= AIM OF THE TASK =
Go through the entries below and pick out every line with "JSON".

= TASK DATA =
--- START ---

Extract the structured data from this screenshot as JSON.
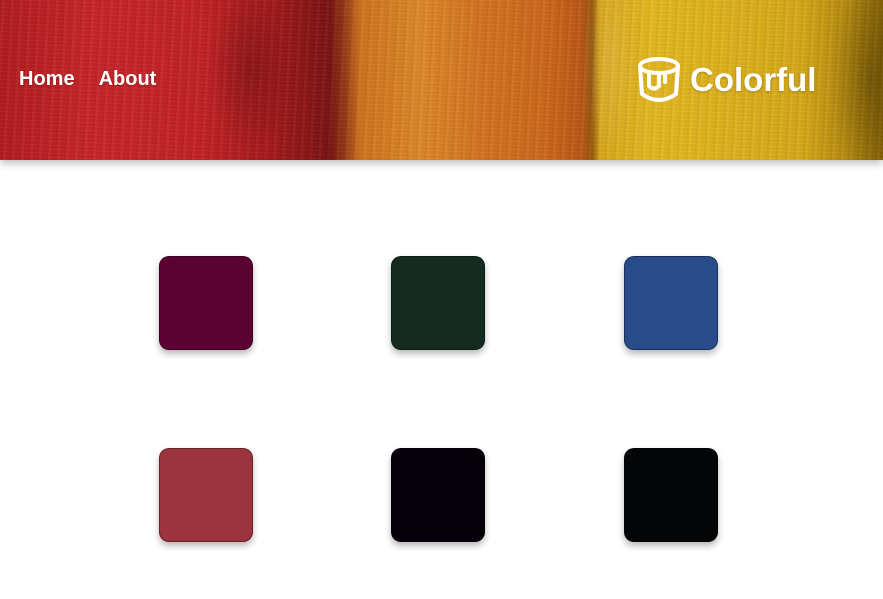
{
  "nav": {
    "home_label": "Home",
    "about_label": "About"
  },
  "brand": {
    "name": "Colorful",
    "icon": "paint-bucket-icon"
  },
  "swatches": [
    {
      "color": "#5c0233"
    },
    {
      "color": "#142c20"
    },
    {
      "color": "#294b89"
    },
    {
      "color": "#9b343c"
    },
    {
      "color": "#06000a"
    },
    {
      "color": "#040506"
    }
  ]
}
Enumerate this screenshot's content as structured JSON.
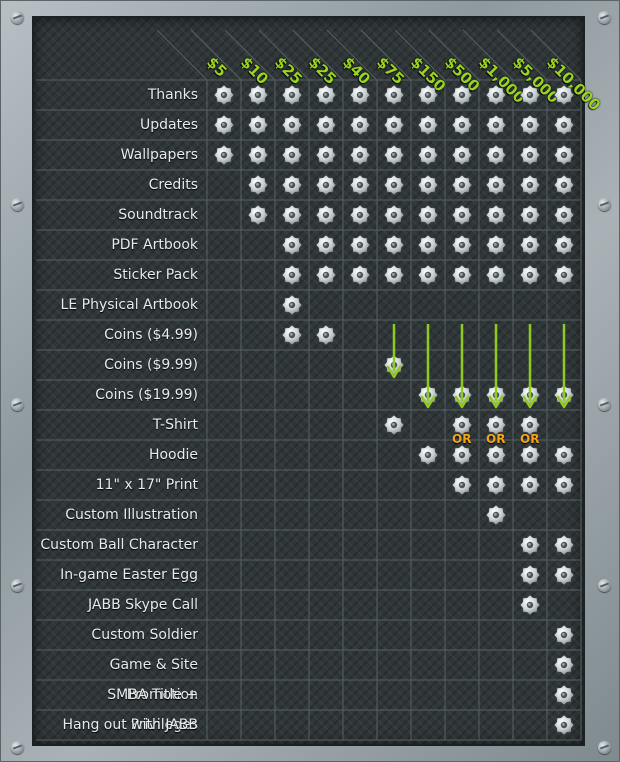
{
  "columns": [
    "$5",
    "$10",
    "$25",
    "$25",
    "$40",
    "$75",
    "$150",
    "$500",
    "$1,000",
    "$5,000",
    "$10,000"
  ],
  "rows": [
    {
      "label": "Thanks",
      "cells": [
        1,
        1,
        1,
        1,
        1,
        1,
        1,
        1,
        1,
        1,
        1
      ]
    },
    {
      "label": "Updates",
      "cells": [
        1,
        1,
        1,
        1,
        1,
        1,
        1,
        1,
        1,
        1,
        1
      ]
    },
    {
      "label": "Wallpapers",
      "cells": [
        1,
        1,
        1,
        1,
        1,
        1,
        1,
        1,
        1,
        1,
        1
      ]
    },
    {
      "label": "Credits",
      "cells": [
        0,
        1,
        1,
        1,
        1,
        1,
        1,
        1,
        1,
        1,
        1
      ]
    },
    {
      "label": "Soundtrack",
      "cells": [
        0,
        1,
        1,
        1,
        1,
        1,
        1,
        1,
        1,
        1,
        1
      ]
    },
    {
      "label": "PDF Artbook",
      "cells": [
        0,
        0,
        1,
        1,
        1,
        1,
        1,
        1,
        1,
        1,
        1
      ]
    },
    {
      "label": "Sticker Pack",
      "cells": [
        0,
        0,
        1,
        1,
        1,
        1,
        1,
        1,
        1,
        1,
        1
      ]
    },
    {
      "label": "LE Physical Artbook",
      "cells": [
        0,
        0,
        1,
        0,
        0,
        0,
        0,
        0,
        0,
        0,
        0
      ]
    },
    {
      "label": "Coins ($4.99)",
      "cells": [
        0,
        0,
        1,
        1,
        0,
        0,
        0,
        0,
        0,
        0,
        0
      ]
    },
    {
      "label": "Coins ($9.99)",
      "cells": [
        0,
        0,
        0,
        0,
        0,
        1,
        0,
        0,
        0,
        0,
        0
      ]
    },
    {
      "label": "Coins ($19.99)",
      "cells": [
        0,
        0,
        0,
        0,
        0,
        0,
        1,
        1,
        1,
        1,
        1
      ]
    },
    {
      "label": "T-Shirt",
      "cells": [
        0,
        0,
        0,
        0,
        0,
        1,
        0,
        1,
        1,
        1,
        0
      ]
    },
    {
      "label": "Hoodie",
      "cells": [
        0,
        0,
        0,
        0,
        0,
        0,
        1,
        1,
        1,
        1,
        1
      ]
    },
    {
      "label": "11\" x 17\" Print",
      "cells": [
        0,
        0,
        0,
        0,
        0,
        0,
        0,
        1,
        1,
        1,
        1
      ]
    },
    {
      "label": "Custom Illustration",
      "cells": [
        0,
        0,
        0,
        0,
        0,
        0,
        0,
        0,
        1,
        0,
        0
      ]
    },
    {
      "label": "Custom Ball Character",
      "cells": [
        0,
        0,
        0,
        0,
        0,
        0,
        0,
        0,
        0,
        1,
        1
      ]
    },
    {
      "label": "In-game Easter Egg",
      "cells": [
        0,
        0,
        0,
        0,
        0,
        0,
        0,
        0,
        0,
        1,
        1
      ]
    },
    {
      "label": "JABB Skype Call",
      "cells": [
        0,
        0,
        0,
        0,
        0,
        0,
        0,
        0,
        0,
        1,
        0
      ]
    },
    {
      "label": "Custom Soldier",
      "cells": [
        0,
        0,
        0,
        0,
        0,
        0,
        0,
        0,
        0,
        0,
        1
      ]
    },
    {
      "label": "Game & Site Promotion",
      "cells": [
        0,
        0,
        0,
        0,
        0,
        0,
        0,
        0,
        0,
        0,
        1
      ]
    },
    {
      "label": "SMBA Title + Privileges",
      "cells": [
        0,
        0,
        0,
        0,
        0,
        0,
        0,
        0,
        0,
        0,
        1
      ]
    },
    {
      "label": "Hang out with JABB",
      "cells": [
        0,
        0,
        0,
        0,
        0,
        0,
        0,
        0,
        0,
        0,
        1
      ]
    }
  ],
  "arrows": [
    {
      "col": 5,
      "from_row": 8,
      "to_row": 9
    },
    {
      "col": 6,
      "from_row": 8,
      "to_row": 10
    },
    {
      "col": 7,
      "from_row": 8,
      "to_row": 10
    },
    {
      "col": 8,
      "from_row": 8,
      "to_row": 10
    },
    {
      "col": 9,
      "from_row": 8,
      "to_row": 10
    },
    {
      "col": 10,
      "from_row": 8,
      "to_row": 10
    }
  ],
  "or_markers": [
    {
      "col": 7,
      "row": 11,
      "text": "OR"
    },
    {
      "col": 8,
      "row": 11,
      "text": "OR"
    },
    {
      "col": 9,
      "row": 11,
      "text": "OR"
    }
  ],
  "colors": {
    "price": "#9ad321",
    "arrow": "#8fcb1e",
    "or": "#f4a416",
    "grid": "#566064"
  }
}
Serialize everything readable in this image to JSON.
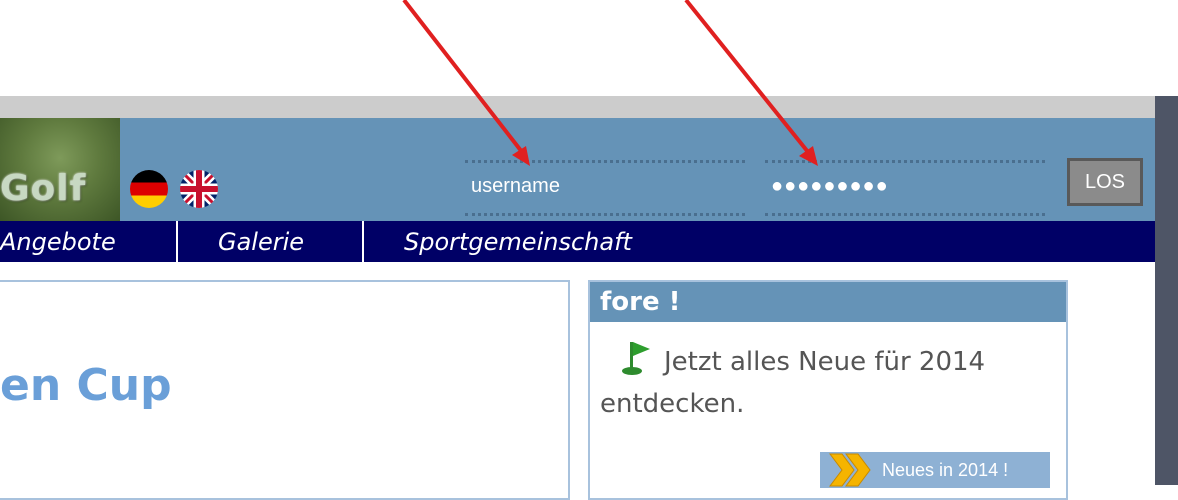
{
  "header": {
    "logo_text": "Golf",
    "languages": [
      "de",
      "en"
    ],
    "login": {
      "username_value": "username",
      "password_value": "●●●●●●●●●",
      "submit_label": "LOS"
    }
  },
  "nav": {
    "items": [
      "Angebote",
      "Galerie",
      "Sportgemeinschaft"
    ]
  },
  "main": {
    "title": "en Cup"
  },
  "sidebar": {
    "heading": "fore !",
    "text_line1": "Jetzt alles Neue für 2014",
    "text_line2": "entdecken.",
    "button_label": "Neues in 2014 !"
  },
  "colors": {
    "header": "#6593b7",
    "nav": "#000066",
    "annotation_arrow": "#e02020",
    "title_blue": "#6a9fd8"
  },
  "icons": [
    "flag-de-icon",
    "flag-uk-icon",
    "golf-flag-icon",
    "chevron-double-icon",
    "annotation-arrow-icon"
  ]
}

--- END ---
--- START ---

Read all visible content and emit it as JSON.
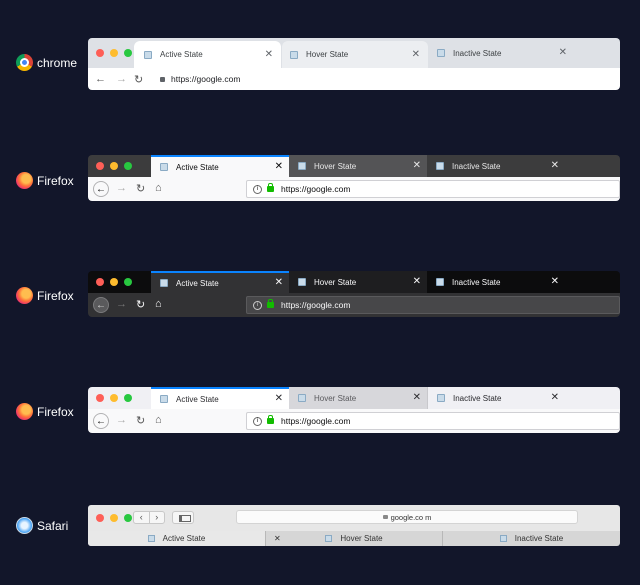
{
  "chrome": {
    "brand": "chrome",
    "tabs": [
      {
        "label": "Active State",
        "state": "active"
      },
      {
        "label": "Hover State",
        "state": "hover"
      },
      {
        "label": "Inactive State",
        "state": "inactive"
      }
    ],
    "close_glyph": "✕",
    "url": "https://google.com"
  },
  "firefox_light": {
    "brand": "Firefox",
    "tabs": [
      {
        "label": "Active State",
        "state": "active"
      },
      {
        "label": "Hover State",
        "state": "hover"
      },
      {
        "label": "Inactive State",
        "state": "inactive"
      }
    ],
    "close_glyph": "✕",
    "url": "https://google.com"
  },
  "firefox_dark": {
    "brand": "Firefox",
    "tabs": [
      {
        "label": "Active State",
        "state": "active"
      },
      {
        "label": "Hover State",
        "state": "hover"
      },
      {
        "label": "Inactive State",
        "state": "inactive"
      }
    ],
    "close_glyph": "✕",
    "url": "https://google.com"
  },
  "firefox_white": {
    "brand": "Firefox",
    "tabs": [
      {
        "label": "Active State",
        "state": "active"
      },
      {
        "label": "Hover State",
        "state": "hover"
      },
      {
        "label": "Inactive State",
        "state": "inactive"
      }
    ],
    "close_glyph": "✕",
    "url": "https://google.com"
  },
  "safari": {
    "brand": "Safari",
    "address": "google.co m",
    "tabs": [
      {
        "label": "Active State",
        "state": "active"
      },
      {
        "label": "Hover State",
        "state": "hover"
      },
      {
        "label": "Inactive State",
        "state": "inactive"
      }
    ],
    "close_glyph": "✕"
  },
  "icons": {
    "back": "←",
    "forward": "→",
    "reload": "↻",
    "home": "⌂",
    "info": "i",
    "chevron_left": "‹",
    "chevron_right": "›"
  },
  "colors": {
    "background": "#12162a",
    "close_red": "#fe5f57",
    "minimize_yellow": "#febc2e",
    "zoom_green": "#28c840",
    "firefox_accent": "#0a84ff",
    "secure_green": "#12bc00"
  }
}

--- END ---

= TASK RESULT =
Extract the structured data from this screenshot as JSON.
Enumerate this screenshot's content as structured JSON.
Serialize everything readable in this image to JSON.
Read all visible content and emit it as JSON.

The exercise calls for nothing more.